• WORK TASK:
For every record below, write out an exact copy.

......

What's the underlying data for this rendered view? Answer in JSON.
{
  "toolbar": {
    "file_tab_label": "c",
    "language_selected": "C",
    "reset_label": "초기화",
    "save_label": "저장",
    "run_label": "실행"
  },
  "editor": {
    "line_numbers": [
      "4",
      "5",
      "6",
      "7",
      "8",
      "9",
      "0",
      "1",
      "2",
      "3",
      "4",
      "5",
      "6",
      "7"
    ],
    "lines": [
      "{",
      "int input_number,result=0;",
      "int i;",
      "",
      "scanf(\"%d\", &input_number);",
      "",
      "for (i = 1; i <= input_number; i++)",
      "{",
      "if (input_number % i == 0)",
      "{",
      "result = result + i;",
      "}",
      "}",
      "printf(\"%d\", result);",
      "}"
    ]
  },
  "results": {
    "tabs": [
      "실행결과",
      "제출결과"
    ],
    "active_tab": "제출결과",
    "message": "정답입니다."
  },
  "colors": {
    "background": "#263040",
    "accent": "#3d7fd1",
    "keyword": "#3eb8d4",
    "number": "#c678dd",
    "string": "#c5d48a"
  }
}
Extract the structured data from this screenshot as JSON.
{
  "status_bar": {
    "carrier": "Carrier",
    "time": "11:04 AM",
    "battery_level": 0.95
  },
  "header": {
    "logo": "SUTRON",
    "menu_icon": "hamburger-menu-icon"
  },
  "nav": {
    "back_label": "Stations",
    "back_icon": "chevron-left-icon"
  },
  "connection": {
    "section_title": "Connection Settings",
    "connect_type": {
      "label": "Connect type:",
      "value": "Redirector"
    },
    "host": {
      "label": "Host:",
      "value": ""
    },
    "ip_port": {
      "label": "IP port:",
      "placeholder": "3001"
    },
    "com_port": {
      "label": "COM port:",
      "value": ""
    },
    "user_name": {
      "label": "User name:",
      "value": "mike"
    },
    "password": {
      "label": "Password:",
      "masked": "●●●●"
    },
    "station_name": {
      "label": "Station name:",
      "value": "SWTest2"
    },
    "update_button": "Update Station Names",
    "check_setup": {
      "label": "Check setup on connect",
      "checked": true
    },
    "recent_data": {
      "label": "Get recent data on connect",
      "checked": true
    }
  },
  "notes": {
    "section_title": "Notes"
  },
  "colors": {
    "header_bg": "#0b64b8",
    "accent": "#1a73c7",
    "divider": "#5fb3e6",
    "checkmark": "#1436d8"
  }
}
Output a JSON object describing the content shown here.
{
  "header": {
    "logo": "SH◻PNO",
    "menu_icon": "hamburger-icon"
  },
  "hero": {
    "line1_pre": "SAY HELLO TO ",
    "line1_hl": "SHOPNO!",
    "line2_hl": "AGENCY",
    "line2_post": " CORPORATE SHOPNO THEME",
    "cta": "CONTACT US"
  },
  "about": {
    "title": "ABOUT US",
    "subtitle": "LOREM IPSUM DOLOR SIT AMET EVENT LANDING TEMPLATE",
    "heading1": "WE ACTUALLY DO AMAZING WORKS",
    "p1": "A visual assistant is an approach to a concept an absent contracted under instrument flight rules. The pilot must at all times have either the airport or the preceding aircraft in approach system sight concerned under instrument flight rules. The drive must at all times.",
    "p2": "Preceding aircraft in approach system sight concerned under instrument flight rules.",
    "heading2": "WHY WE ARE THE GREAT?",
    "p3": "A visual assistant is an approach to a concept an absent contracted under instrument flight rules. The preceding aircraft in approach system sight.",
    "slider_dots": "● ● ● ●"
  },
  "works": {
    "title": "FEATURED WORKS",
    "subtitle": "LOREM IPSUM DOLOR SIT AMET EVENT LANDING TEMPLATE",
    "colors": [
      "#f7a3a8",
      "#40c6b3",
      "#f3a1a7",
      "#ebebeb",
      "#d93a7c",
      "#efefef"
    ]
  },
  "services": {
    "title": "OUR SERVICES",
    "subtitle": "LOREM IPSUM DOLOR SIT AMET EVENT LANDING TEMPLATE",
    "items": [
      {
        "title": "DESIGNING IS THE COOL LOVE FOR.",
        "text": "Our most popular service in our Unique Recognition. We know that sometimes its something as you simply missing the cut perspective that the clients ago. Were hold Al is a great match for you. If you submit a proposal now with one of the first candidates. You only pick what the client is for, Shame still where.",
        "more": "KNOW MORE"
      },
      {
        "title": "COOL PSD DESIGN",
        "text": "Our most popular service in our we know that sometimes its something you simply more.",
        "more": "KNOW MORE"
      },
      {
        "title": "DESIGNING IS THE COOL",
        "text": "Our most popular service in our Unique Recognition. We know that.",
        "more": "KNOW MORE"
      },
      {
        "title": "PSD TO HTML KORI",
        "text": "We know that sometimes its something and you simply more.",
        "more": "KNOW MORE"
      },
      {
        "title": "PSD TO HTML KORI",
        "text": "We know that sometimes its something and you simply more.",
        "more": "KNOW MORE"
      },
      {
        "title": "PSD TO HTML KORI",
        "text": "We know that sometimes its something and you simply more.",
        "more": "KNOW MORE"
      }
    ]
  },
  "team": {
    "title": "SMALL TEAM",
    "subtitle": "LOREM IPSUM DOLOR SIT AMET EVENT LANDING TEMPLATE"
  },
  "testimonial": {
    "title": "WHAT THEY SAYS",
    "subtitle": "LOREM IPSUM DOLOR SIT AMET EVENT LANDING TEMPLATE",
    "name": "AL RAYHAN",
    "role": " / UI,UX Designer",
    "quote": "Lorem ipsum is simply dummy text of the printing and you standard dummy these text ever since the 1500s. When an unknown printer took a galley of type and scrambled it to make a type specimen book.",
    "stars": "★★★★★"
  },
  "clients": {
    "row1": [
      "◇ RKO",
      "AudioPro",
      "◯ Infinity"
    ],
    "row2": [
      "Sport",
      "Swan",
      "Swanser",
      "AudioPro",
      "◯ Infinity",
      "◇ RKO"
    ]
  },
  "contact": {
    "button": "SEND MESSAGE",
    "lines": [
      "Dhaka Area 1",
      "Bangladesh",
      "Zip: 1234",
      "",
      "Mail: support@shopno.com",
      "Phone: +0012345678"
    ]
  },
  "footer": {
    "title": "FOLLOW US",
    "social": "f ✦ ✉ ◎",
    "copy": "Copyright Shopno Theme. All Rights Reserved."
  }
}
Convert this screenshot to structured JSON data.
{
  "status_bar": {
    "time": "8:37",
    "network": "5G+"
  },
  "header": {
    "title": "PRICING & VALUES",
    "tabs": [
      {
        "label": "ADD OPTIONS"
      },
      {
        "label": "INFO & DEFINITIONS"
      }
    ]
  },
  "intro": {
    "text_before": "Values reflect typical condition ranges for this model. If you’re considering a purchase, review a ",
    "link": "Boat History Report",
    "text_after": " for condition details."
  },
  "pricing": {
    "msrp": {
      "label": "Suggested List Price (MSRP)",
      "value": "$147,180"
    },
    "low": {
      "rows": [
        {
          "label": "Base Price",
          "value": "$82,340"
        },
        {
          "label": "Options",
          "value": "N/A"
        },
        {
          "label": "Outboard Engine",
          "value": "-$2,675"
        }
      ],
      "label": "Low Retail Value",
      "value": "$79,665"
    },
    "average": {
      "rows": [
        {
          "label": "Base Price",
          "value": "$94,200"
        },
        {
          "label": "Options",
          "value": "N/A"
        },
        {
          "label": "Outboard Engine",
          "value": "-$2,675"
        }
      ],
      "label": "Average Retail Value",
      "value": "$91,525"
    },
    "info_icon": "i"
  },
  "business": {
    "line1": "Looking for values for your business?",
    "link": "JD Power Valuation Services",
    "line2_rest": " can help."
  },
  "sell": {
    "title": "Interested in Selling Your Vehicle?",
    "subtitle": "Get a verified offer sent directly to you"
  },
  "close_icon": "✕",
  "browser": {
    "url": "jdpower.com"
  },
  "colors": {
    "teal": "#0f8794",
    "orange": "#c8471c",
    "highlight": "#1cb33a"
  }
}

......

• EXERCISE RESULT:
What's the underlying data for this rendered view? Answer in JSON.
{
  "toolbar": {
    "file_tab_label": "c",
    "language_selected": "C",
    "reset_label": "초기화",
    "save_label": "저장",
    "run_label": "실행"
  },
  "editor": {
    "line_numbers": [
      "4",
      "5",
      "6",
      "7",
      "8",
      "9",
      "0",
      "1",
      "2",
      "3",
      "4",
      "5",
      "6",
      "7"
    ],
    "lines": [
      "{",
      "int input_number,result=0;",
      "int i;",
      "",
      "scanf(\"%d\", &input_number);",
      "",
      "for (i = 1; i <= input_number; i++)",
      "{",
      "if (input_number % i == 0)",
      "{",
      "result = result + i;",
      "}",
      "}",
      "printf(\"%d\", result);",
      "}"
    ]
  },
  "results": {
    "tabs": [
      "실행결과",
      "제출결과"
    ],
    "active_tab": "제출결과",
    "message": "정답입니다."
  },
  "colors": {
    "background": "#263040",
    "accent": "#3d7fd1",
    "keyword": "#3eb8d4",
    "number": "#c678dd",
    "string": "#c5d48a"
  }
}
Extract the structured data from this screenshot as JSON.
{
  "status_bar": {
    "carrier": "Carrier",
    "time": "11:04 AM",
    "battery_level": 0.95
  },
  "header": {
    "logo": "SUTRON",
    "menu_icon": "hamburger-menu-icon"
  },
  "nav": {
    "back_label": "Stations",
    "back_icon": "chevron-left-icon"
  },
  "connection": {
    "section_title": "Connection Settings",
    "connect_type": {
      "label": "Connect type:",
      "value": "Redirector"
    },
    "host": {
      "label": "Host:",
      "value": ""
    },
    "ip_port": {
      "label": "IP port:",
      "placeholder": "3001"
    },
    "com_port": {
      "label": "COM port:",
      "value": ""
    },
    "user_name": {
      "label": "User name:",
      "value": "mike"
    },
    "password": {
      "label": "Password:",
      "masked": "●●●●"
    },
    "station_name": {
      "label": "Station name:",
      "value": "SWTest2"
    },
    "update_button": "Update Station Names",
    "check_setup": {
      "label": "Check setup on connect",
      "checked": true
    },
    "recent_data": {
      "label": "Get recent data on connect",
      "checked": true
    }
  },
  "notes": {
    "section_title": "Notes"
  },
  "colors": {
    "header_bg": "#0b64b8",
    "accent": "#1a73c7",
    "divider": "#5fb3e6",
    "checkmark": "#1436d8"
  }
}
Output a JSON object describing the content shown here.
{
  "header": {
    "logo": "SH◻PNO",
    "menu_icon": "hamburger-icon"
  },
  "hero": {
    "line1_pre": "SAY HELLO TO ",
    "line1_hl": "SHOPNO!",
    "line2_hl": "AGENCY",
    "line2_post": " CORPORATE SHOPNO THEME",
    "cta": "CONTACT US"
  },
  "about": {
    "title": "ABOUT US",
    "subtitle": "LOREM IPSUM DOLOR SIT AMET EVENT LANDING TEMPLATE",
    "heading1": "WE ACTUALLY DO AMAZING WORKS",
    "p1": "A visual assistant is an approach to a concept an absent contracted under instrument flight rules. The pilot must at all times have either the airport or the preceding aircraft in approach system sight concerned under instrument flight rules. The drive must at all times.",
    "p2": "Preceding aircraft in approach system sight concerned under instrument flight rules.",
    "heading2": "WHY WE ARE THE GREAT?",
    "p3": "A visual assistant is an approach to a concept an absent contracted under instrument flight rules. The preceding aircraft in approach system sight.",
    "slider_dots": "● ● ● ●"
  },
  "works": {
    "title": "FEATURED WORKS",
    "subtitle": "LOREM IPSUM DOLOR SIT AMET EVENT LANDING TEMPLATE",
    "colors": [
      "#f7a3a8",
      "#40c6b3",
      "#f3a1a7",
      "#ebebeb",
      "#d93a7c",
      "#efefef"
    ]
  },
  "services": {
    "title": "OUR SERVICES",
    "subtitle": "LOREM IPSUM DOLOR SIT AMET EVENT LANDING TEMPLATE",
    "items": [
      {
        "title": "DESIGNING IS THE COOL LOVE FOR.",
        "text": "Our most popular service in our Unique Recognition. We know that sometimes its something as you simply missing the cut perspective that the clients ago. Were hold Al is a great match for you. If you submit a proposal now with one of the first candidates. You only pick what the client is for, Shame still where.",
        "more": "KNOW MORE"
      },
      {
        "title": "COOL PSD DESIGN",
        "text": "Our most popular service in our we know that sometimes its something you simply more.",
        "more": "KNOW MORE"
      },
      {
        "title": "DESIGNING IS THE COOL",
        "text": "Our most popular service in our Unique Recognition. We know that.",
        "more": "KNOW MORE"
      },
      {
        "title": "PSD TO HTML KORI",
        "text": "We know that sometimes its something and you simply more.",
        "more": "KNOW MORE"
      },
      {
        "title": "PSD TO HTML KORI",
        "text": "We know that sometimes its something and you simply more.",
        "more": "KNOW MORE"
      },
      {
        "title": "PSD TO HTML KORI",
        "text": "We know that sometimes its something and you simply more.",
        "more": "KNOW MORE"
      }
    ]
  },
  "team": {
    "title": "SMALL TEAM",
    "subtitle": "LOREM IPSUM DOLOR SIT AMET EVENT LANDING TEMPLATE"
  },
  "testimonial": {
    "title": "WHAT THEY SAYS",
    "subtitle": "LOREM IPSUM DOLOR SIT AMET EVENT LANDING TEMPLATE",
    "name": "AL RAYHAN",
    "role": " / UI,UX Designer",
    "quote": "Lorem ipsum is simply dummy text of the printing and you standard dummy these text ever since the 1500s. When an unknown printer took a galley of type and scrambled it to make a type specimen book.",
    "stars": "★★★★★"
  },
  "clients": {
    "row1": [
      "◇ RKO",
      "AudioPro",
      "◯ Infinity"
    ],
    "row2": [
      "Sport",
      "Swan",
      "Swanser",
      "AudioPro",
      "◯ Infinity",
      "◇ RKO"
    ]
  },
  "contact": {
    "button": "SEND MESSAGE",
    "lines": [
      "Dhaka Area 1",
      "Bangladesh",
      "Zip: 1234",
      "",
      "Mail: support@shopno.com",
      "Phone: +0012345678"
    ]
  },
  "footer": {
    "title": "FOLLOW US",
    "social": "f ✦ ✉ ◎",
    "copy": "Copyright Shopno Theme. All Rights Reserved."
  }
}
Convert this screenshot to structured JSON data.
{
  "status_bar": {
    "time": "8:37",
    "network": "5G+"
  },
  "header": {
    "title": "PRICING & VALUES",
    "tabs": [
      {
        "label": "ADD OPTIONS"
      },
      {
        "label": "INFO & DEFINITIONS"
      }
    ]
  },
  "intro": {
    "text_before": "Values reflect typical condition ranges for this model. If you’re considering a purchase, review a ",
    "link": "Boat History Report",
    "text_after": " for condition details."
  },
  "pricing": {
    "msrp": {
      "label": "Suggested List Price (MSRP)",
      "value": "$147,180"
    },
    "low": {
      "rows": [
        {
          "label": "Base Price",
          "value": "$82,340"
        },
        {
          "label": "Options",
          "value": "N/A"
        },
        {
          "label": "Outboard Engine",
          "value": "-$2,675"
        }
      ],
      "label": "Low Retail Value",
      "value": "$79,665"
    },
    "average": {
      "rows": [
        {
          "label": "Base Price",
          "value": "$94,200"
        },
        {
          "label": "Options",
          "value": "N/A"
        },
        {
          "label": "Outboard Engine",
          "value": "-$2,675"
        }
      ],
      "label": "Average Retail Value",
      "value": "$91,525"
    },
    "info_icon": "i"
  },
  "business": {
    "line1": "Looking for values for your business?",
    "link": "JD Power Valuation Services",
    "line2_rest": " can help."
  },
  "sell": {
    "title": "Interested in Selling Your Vehicle?",
    "subtitle": "Get a verified offer sent directly to you"
  },
  "close_icon": "✕",
  "browser": {
    "url": "jdpower.com"
  },
  "colors": {
    "teal": "#0f8794",
    "orange": "#c8471c",
    "highlight": "#1cb33a"
  }
}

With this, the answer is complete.